The exhibition that is on show at the Salvatore Ferragamo Museum until March 10, 2019, entitled ‘Italy in Hollywood‘ explores Italian migration to California and the influence it had there on movie and music productions between 1915 and 1927, the period the luxury shoemaker spent there.
Curated by Giuliana Muscio and Stefania Ricci, the exhibition allows visitors to be immersed in a real-life movie set, also thanks to the scenographic setup by Maurizio Balò, who took inspiration from the American studios of the 1920s. On display there are the years that Salvatore Ferragamo spent in California, especially in Santa Barbara, and with a special look at his collaborations with the most famous movie directors of the era, such as David Wark Griffith and Cecil B. DeMille.
‘Italy in Hollywood‘ also recounts the opening of the Hollywood Boot Shop, the Hollywood Boulevard store visited by stars such as Charlie Chaplin, Rodolfo Valentino, and Joan Crawford.

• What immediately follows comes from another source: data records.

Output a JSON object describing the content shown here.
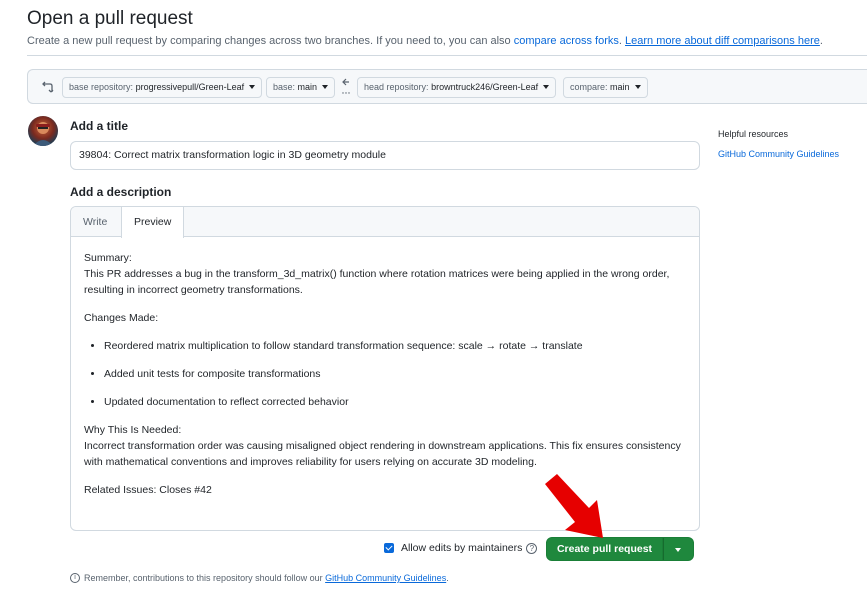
{
  "header": {
    "title": "Open a pull request",
    "subtitle_text": "Create a new pull request by comparing changes across two branches. If you need to, you can also",
    "compare_forks_link": "compare across forks",
    "learn_more_link": "Learn more about diff comparisons here"
  },
  "compare_bar": {
    "base_repo_label": "base repository:",
    "base_repo_value": "progressivepull/Green-Leaf",
    "base_label": "base:",
    "base_value": "main",
    "head_repo_label": "head repository:",
    "head_repo_value": "browntruck246/Green-Leaf",
    "compare_label": "compare:",
    "compare_value": "main"
  },
  "form": {
    "title_label": "Add a title",
    "title_value": "39804: Correct matrix transformation logic in 3D geometry module",
    "description_label": "Add a description",
    "tabs": [
      {
        "label": "Write"
      },
      {
        "label": "Preview"
      }
    ],
    "active_tab": "Preview"
  },
  "preview": {
    "summary_heading": "Summary:",
    "summary_text": "This PR addresses a bug in the transform_3d_matrix() function where rotation matrices were being applied in the wrong order, resulting in incorrect geometry transformations.",
    "changes_heading": "Changes Made:",
    "changes": [
      "Reordered matrix multiplication to follow standard transformation sequence: scale → rotate → translate",
      "Added unit tests for composite transformations",
      "Updated documentation to reflect corrected behavior"
    ],
    "why_heading": "Why This Is Needed:",
    "why_text": "Incorrect transformation order was causing misaligned object rendering in downstream applications. This fix ensures consistency with mathematical conventions and improves reliability for users relying on accurate 3D modeling.",
    "related_label": "Related Issues: Closes #42"
  },
  "sidebar": {
    "title": "Helpful resources",
    "link": "GitHub Community Guidelines"
  },
  "actions": {
    "allow_edits_label": "Allow edits by maintainers",
    "allow_edits_checked": true,
    "create_button_label": "Create pull request"
  },
  "footer": {
    "note_text": "Remember, contributions to this repository should follow our",
    "note_link": "GitHub Community Guidelines",
    "note_end": "."
  },
  "colors": {
    "primary_green": "#1f883d",
    "link_blue": "#0969da",
    "annotation_red": "#e60000"
  }
}
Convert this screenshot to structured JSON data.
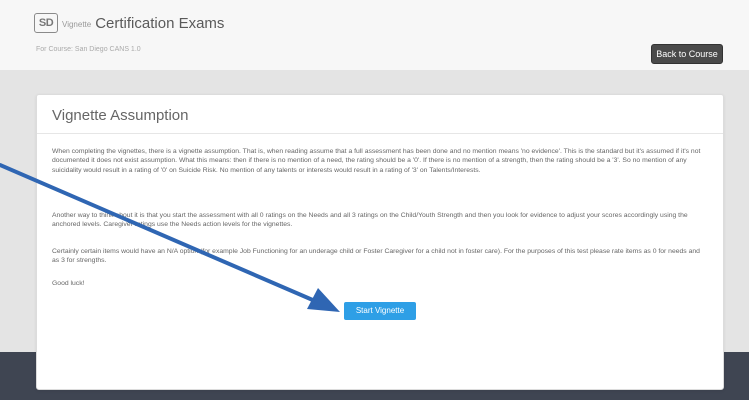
{
  "header": {
    "logo_text": "SD",
    "logo_subtext": "Vignette",
    "title": "Certification Exams",
    "course_name": "For Course: San Diego CANS 1.0",
    "back_button_label": "Back to Course"
  },
  "card": {
    "title": "Vignette Assumption",
    "paragraphs": [
      "When completing the vignettes, there is a vignette assumption. That is, when reading assume that a full assessment has been done and no mention means 'no evidence'. This is the standard but it's assumed if it's not documented it does not exist assumption. What this means: then if there is no mention of a need, the rating should be a '0'. If there is no mention of a strength, then the rating should be a '3'. So no mention of any suicidality would result in a rating of '0' on Suicide Risk. No mention of any talents or interests would result in a rating of '3' on Talents/Interests.",
      "Another way to think about it is that you start the assessment with all 0 ratings on the Needs and all 3 ratings on the Child/Youth Strength and then you look for evidence to adjust your scores accordingly using the anchored levels. Caregiver ratings use the Needs action levels for the vignettes.",
      "Certainly certain items would have an N/A option (for example Job Functioning for an underage child or Foster Caregiver for a child not in foster care). For the purposes of this test please rate items as 0 for needs and as 3 for strengths.",
      "Good luck!"
    ],
    "start_button_label": "Start Vignette"
  },
  "colors": {
    "accent_blue": "#2e9fe6",
    "arrow_blue": "#2f66b3",
    "back_button_bg": "#4a4a4a"
  }
}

Photographs, film clips, objects, clothing and artistic depictions illustrate the relationships and the role played by Italians and Italian art in the birth of silent movies, while also exploring this theme in a contemporary light.
The Ferragamo brand has a long-standing connection with the U.S., which began when its founder Salvatore left his Italian hometown, Naples, for to move to Boston in 1914, and subsequently to California in 1915. There his successful made-to-measure shoes became such a must-have item among celebrities that became known as the “shoemaker to the stars”. He also studied anatomy at the University of South California to improve the comfort of his creations.
Ilona Catani Scarlett